The condensed track format didn't leave us with much time except to catch our breath and hydrate. I would really love to take the RSV4 to the track and try the V4-MP multimedia platform, which is standard on the RF and an option on the RR. The feature allows you to pair your smartphone with the ECU to give you a myriad of functions. Select a track and you can choose turn-by-turn settings for TC, engine mapping, etc. You can review your telemetry and even see a video-game-style playback of your lap. This enthralling technology may make you give up your smartphone games.

Aprilia Tuono
Riding the Circuit of the Americas, elbows out on the Tuono.
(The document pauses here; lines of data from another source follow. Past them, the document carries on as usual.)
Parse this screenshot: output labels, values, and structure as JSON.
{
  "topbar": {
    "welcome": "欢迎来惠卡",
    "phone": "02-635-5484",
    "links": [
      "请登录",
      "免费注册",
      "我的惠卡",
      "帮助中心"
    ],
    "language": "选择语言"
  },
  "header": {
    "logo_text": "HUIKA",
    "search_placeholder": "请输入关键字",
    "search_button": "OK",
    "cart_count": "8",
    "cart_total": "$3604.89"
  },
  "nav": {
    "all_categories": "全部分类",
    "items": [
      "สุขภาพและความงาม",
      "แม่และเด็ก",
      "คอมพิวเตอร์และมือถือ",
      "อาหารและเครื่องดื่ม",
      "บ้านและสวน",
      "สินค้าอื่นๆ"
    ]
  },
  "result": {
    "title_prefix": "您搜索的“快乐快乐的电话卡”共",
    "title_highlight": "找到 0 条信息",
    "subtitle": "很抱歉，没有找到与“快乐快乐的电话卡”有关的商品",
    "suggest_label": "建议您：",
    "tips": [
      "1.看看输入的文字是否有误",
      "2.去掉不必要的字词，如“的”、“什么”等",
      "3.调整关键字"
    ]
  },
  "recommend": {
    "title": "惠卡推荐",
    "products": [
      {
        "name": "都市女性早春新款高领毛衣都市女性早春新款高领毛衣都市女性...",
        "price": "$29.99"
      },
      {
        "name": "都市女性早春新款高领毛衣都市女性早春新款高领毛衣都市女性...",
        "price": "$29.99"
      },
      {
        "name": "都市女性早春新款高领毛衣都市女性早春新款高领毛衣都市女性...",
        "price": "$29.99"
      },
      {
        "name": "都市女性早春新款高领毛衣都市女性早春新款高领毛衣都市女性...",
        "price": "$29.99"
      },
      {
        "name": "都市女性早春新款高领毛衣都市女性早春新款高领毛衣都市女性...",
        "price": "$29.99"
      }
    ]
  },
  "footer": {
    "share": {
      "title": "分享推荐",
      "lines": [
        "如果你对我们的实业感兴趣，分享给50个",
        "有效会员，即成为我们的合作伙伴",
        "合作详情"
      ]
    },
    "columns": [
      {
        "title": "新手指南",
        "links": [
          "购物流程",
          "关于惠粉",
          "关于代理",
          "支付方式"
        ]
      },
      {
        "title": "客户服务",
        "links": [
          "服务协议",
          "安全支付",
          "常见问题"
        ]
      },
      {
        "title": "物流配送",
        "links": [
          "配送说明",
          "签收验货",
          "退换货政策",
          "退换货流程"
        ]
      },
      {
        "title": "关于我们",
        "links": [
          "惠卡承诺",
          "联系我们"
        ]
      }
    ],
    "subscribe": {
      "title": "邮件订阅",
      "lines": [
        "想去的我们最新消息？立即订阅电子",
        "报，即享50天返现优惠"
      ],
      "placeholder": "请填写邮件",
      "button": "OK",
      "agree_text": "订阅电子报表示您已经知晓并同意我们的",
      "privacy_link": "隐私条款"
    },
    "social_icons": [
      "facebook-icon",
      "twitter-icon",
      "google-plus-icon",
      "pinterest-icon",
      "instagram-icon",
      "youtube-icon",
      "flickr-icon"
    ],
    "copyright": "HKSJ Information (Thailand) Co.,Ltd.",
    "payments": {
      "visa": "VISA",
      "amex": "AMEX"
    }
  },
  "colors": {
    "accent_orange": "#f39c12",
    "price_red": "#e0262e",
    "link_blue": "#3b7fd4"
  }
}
Even the "streetfighter" Tuono is plenty capable on the track. Photo by Andrew Wheeler.

Conclusion

While I also had the chance to ride the Tuono VR 1100 RR (MSRP: $14,999) and VR 1100 Factory ($17,499), I focused on the RSV4 that we haven’t covered here before. If you’re thinking about the Tuono, my advice is to fork over the extra $2,500 to get the full Öhlins suspension, tidier looking tail section, and much sexier livery. The one-piece seat of the Tuono RR, for both rider and passenger, felt much softer. I found myself having to lift my body higher than usual to transition from side to side. That’s good for commuting, not so much for shredding through consecutive turns. As with the previous generations, the Factory comes with both a tiny passenger seat or a cowl if you want the solo-seat look. Aprilia also provides some plugs to keep the tail section look looking flush if you remove the pillion pegs.

In regards to the RSV4, I'd keep it simple with an expression from Wall Street: Buy now!

It doesn't matter if you're considering either model. Both are amazing machines built for a specific purpose. No, they’re not going to be comfy for the freeway ride to the canyons or track. But once you're getting your lean on, there's really no better high-performance street-legal package you can buy straight from the dealership.